■ Assignment:
Send back every line of the data exactly.

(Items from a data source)
○ ○ ○ ○
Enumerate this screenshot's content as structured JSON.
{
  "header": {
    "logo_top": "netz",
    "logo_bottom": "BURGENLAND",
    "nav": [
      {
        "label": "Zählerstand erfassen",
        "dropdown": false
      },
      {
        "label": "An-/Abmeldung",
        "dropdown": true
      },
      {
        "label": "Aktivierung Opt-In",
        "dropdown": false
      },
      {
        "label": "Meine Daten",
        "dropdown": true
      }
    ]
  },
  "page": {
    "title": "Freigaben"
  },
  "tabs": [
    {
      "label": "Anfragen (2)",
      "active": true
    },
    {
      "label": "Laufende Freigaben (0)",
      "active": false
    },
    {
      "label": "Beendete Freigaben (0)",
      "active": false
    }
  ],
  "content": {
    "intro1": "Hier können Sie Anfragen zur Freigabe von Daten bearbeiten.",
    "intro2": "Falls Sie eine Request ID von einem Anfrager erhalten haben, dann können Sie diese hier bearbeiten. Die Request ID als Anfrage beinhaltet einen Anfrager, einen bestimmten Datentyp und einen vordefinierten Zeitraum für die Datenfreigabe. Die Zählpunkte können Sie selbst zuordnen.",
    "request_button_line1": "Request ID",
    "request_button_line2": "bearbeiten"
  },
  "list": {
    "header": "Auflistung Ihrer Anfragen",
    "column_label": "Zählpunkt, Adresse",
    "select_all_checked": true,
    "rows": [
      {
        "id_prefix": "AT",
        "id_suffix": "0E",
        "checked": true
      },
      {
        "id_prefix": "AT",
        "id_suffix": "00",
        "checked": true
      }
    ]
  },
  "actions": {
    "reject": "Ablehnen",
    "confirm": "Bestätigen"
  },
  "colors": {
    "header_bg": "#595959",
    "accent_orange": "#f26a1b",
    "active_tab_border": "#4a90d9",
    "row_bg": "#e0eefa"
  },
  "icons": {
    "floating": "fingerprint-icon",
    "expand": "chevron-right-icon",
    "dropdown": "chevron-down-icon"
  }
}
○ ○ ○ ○
■ Output below:
Enumerate this screenshot's content as structured JSON.
{
  "header": {
    "logo_top": "netz",
    "logo_bottom": "BURGENLAND",
    "nav": [
      {
        "label": "Zählerstand erfassen",
        "dropdown": false
      },
      {
        "label": "An-/Abmeldung",
        "dropdown": true
      },
      {
        "label": "Aktivierung Opt-In",
        "dropdown": false
      },
      {
        "label": "Meine Daten",
        "dropdown": true
      }
    ]
  },
  "page": {
    "title": "Freigaben"
  },
  "tabs": [
    {
      "label": "Anfragen (2)",
      "active": true
    },
    {
      "label": "Laufende Freigaben (0)",
      "active": false
    },
    {
      "label": "Beendete Freigaben (0)",
      "active": false
    }
  ],
  "content": {
    "intro1": "Hier können Sie Anfragen zur Freigabe von Daten bearbeiten.",
    "intro2": "Falls Sie eine Request ID von einem Anfrager erhalten haben, dann können Sie diese hier bearbeiten. Die Request ID als Anfrage beinhaltet einen Anfrager, einen bestimmten Datentyp und einen vordefinierten Zeitraum für die Datenfreigabe. Die Zählpunkte können Sie selbst zuordnen.",
    "request_button_line1": "Request ID",
    "request_button_line2": "bearbeiten"
  },
  "list": {
    "header": "Auflistung Ihrer Anfragen",
    "column_label": "Zählpunkt, Adresse",
    "select_all_checked": true,
    "rows": [
      {
        "id_prefix": "AT",
        "id_suffix": "0E",
        "checked": true
      },
      {
        "id_prefix": "AT",
        "id_suffix": "00",
        "checked": true
      }
    ]
  },
  "actions": {
    "reject": "Ablehnen",
    "confirm": "Bestätigen"
  },
  "colors": {
    "header_bg": "#595959",
    "accent_orange": "#f26a1b",
    "active_tab_border": "#4a90d9",
    "row_bg": "#e0eefa"
  },
  "icons": {
    "floating": "fingerprint-icon",
    "expand": "chevron-right-icon",
    "dropdown": "chevron-down-icon"
  }
}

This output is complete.